» **ACTION ITEM**: Where a line in the entries below contains the word "collaboratif", count it. Return the total alone.

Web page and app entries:
:::::
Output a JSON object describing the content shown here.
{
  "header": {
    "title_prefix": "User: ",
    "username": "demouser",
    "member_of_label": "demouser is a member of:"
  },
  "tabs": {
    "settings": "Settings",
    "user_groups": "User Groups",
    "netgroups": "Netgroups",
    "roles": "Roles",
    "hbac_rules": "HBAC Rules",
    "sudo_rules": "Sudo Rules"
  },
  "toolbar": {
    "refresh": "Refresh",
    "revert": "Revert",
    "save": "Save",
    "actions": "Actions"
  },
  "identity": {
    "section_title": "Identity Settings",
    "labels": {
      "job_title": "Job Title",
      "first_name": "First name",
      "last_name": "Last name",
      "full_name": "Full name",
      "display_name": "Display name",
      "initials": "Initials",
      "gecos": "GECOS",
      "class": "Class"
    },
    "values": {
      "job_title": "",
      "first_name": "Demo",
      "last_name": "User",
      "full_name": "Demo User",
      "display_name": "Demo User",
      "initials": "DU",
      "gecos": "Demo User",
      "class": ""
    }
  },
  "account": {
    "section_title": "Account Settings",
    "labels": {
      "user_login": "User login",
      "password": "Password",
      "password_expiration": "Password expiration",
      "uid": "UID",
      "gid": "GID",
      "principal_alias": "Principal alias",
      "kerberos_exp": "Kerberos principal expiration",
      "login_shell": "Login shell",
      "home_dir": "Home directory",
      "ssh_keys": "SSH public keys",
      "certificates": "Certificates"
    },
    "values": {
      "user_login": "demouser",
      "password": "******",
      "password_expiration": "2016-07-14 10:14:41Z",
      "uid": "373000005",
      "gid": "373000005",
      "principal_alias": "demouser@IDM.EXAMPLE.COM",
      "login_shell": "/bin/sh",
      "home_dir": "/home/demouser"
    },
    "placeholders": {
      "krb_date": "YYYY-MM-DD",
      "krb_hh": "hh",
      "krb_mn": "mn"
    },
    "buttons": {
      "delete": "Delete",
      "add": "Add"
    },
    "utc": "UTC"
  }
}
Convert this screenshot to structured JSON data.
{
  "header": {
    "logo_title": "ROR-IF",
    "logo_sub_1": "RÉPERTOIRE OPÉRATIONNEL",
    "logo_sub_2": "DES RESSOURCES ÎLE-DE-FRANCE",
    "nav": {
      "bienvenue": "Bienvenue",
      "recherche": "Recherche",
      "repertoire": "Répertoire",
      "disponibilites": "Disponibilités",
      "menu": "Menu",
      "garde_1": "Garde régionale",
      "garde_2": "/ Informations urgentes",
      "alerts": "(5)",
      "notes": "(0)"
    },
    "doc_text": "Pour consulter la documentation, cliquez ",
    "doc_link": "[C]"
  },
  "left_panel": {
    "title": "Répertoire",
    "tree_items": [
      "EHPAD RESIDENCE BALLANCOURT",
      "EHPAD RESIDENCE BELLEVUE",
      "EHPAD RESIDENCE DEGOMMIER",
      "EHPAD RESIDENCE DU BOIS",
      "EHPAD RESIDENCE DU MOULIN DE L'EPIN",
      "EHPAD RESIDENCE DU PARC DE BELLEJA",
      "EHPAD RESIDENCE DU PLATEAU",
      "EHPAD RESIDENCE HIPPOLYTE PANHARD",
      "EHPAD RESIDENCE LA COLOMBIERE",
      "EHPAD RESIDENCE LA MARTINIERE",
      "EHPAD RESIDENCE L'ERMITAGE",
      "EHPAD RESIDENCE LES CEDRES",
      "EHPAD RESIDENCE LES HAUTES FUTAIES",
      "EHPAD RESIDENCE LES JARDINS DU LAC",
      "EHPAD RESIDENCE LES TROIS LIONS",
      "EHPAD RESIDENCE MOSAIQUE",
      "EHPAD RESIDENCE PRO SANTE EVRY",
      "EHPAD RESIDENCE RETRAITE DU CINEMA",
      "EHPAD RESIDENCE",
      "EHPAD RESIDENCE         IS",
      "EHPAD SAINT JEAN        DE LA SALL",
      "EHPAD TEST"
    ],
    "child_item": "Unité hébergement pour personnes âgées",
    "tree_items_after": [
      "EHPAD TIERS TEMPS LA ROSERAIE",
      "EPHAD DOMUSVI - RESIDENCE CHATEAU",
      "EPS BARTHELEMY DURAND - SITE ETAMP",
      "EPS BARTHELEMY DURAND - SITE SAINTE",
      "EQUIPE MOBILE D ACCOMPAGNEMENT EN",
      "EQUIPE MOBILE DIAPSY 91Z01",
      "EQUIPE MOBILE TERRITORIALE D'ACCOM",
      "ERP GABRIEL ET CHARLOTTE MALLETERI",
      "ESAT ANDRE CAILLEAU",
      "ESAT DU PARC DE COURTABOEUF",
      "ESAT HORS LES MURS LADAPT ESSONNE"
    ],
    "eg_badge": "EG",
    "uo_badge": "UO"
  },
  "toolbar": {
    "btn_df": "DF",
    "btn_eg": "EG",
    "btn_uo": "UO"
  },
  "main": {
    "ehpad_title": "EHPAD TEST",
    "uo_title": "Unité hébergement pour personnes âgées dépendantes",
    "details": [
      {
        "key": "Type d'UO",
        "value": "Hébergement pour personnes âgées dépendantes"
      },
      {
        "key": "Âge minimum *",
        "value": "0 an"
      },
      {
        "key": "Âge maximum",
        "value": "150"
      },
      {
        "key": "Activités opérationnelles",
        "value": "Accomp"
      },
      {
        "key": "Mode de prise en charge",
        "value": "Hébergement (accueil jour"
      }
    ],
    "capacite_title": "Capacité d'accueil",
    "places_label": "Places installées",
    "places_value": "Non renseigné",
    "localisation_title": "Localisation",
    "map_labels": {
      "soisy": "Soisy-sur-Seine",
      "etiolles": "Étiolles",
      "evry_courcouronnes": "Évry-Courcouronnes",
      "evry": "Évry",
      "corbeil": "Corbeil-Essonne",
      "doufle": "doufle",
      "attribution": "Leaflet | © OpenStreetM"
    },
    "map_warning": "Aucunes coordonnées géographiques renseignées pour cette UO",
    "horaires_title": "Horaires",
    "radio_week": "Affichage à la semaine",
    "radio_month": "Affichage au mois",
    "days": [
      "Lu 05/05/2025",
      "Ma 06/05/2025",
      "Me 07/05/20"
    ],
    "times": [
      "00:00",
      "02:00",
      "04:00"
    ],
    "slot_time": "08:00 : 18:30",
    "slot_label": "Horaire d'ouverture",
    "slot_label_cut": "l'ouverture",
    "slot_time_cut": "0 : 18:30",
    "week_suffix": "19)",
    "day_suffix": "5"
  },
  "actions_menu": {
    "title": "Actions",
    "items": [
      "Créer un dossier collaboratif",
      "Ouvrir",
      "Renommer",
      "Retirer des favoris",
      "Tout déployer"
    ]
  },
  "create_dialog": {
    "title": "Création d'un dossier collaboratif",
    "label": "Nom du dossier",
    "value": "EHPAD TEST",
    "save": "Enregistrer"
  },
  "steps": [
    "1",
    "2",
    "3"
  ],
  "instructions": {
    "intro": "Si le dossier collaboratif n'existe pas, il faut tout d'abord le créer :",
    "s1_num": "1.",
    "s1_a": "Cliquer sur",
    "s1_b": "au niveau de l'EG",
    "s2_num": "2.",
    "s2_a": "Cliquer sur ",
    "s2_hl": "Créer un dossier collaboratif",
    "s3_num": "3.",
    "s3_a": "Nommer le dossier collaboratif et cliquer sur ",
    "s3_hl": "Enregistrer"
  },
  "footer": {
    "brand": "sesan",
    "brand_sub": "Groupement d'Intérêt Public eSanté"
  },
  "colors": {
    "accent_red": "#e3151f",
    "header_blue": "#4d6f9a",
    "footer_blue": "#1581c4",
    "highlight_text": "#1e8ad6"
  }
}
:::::
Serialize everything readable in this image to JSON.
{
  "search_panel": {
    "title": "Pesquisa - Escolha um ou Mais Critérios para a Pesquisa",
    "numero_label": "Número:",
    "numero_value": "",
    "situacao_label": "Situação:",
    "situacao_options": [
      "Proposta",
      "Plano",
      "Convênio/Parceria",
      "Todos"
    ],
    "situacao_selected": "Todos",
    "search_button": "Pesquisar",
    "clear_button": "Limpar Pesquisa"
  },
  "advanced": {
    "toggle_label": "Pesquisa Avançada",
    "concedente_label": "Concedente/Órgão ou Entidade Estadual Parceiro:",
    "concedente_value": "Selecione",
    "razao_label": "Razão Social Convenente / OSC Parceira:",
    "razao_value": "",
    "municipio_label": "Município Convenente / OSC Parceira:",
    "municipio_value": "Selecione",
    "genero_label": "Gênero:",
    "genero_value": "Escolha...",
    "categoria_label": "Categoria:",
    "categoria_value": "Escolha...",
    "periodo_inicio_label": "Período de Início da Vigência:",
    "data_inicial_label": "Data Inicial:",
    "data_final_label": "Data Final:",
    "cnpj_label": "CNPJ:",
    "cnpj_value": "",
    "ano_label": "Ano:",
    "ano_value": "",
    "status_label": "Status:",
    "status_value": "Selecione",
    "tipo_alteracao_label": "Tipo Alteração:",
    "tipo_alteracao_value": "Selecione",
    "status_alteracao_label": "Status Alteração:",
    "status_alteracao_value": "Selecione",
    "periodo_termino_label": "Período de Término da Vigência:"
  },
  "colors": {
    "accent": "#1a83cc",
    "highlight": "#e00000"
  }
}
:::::
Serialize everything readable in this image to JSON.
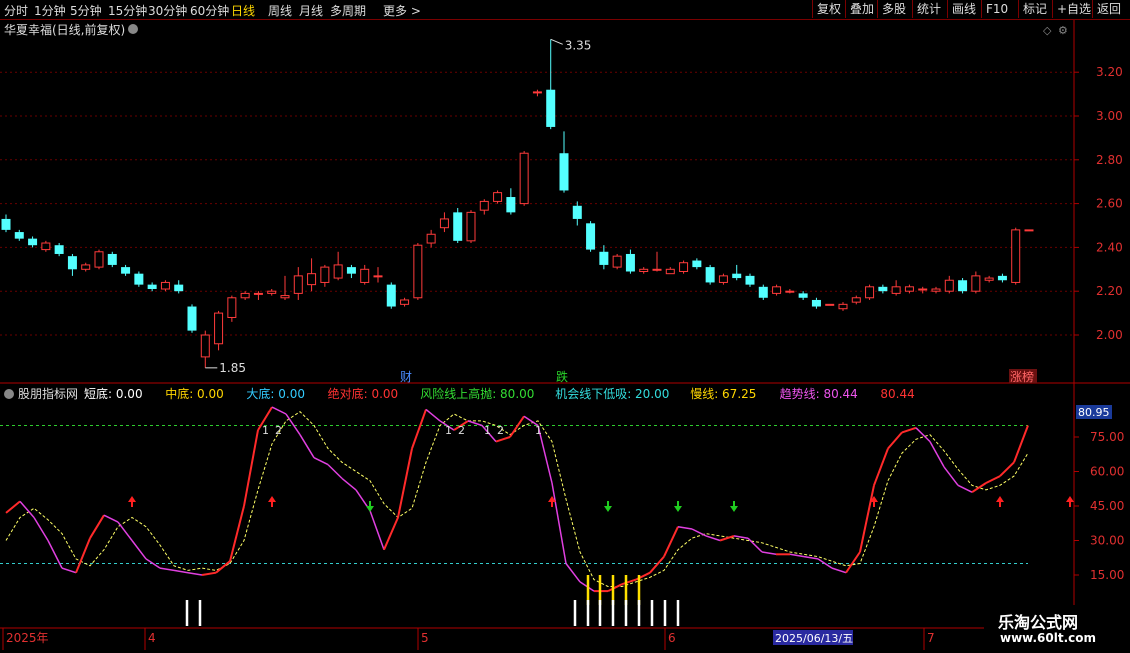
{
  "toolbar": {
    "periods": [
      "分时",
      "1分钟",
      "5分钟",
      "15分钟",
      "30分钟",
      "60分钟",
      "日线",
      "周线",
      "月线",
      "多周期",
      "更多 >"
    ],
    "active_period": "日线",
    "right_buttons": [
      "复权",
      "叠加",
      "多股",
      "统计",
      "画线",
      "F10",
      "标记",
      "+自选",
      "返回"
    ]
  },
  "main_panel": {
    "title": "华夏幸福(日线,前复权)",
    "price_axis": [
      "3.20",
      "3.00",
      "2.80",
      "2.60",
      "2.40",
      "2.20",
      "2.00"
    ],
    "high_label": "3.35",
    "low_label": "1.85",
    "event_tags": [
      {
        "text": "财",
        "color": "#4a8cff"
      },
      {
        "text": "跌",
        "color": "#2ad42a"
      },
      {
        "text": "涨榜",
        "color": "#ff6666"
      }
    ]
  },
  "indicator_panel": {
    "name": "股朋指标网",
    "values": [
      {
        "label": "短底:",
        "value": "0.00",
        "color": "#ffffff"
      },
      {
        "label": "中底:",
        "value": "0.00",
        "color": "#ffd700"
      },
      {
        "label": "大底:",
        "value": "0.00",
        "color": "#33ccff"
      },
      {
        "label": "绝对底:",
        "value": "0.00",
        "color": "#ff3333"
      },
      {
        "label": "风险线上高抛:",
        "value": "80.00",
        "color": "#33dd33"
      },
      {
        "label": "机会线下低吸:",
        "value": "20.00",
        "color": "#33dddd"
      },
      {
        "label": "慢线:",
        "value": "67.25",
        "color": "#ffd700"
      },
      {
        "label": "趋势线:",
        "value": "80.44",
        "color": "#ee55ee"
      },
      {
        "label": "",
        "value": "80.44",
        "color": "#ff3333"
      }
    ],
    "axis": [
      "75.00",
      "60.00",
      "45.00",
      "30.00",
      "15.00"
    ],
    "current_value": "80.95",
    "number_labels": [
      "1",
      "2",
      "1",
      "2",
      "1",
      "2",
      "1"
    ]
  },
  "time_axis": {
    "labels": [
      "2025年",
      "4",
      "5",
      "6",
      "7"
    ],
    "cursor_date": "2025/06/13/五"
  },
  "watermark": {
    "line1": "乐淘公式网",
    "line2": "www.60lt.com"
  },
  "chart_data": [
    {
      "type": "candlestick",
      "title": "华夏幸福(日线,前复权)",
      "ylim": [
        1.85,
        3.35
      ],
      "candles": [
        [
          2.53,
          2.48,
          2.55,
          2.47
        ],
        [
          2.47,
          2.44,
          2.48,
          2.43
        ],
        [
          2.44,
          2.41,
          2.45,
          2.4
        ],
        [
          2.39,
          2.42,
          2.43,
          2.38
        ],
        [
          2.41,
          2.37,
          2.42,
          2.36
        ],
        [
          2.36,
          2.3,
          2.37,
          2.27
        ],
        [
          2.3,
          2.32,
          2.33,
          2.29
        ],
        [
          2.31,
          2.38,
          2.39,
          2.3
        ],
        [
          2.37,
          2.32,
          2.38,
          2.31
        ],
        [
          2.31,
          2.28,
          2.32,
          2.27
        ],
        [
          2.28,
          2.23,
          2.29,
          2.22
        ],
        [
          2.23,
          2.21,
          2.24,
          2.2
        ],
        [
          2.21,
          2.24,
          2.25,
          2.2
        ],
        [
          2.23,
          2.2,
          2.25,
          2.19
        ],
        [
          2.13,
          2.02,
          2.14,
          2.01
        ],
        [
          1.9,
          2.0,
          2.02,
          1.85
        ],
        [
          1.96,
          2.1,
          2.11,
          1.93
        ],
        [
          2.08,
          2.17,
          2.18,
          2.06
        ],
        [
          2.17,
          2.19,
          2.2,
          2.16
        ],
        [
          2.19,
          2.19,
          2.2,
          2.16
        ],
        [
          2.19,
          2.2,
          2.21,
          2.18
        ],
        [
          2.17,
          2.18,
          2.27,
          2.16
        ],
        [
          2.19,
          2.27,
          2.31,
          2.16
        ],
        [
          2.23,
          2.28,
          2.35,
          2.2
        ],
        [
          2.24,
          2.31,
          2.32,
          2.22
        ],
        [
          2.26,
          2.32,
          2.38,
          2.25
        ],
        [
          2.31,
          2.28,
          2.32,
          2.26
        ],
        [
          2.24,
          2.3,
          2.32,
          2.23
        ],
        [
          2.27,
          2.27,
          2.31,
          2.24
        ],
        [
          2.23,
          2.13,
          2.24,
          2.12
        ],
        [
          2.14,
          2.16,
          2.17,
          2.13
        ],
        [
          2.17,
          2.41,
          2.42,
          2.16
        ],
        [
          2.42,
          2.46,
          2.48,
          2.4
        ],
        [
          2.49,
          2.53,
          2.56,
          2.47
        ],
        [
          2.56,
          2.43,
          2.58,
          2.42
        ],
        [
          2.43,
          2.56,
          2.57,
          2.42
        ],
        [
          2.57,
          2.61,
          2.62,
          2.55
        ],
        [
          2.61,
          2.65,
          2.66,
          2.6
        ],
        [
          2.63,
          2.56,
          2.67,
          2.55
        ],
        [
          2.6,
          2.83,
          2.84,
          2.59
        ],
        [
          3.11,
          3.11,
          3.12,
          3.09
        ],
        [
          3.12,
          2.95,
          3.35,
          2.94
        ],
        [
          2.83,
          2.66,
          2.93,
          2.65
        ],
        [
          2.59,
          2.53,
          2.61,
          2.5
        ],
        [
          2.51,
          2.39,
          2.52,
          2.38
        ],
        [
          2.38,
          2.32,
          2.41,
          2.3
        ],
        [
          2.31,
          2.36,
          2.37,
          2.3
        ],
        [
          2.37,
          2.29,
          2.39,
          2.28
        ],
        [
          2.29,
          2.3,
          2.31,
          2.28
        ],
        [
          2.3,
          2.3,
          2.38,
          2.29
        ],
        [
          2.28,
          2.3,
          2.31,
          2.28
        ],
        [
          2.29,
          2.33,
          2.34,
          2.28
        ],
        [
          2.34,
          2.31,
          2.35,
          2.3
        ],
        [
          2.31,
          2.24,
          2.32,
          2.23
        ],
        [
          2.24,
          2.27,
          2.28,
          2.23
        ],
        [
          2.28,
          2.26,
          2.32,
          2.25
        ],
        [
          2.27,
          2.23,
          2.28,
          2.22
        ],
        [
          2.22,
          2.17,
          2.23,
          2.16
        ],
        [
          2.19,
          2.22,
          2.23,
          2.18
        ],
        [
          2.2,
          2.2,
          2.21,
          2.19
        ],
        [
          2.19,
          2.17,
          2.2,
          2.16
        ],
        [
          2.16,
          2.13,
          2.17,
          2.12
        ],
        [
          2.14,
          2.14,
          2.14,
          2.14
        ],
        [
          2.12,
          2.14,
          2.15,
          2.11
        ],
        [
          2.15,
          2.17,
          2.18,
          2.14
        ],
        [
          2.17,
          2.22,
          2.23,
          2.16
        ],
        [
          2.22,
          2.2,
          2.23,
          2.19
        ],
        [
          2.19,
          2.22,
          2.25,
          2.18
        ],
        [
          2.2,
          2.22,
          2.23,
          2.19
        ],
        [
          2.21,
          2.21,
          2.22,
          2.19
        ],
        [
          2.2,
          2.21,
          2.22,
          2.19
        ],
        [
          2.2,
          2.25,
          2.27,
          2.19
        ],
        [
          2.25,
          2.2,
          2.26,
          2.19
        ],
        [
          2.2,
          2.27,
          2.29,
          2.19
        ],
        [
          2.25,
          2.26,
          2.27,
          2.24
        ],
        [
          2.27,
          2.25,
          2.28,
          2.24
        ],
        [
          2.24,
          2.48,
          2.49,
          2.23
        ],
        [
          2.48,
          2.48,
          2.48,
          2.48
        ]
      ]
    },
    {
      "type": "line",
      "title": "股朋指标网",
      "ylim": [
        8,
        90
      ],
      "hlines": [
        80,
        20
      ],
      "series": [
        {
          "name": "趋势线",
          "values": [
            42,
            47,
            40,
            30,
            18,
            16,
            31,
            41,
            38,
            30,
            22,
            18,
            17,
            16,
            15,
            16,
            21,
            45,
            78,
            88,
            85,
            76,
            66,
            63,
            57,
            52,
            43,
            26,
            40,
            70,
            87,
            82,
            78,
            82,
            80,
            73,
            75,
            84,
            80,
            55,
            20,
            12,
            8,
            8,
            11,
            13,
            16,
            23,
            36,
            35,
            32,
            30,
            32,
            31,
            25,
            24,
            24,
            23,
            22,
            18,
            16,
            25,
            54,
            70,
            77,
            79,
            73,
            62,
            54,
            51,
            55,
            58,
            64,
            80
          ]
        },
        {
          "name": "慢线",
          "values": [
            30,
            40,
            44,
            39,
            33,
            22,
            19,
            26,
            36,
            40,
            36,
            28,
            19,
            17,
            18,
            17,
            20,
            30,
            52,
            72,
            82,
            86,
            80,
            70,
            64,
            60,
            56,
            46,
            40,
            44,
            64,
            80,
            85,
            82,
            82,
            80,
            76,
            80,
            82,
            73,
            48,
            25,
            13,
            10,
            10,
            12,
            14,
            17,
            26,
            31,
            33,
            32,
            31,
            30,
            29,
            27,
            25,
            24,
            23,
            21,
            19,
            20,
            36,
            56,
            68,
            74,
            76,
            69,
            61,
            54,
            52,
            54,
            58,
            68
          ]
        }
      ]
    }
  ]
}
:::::
» **ANSWER SECTION**: 5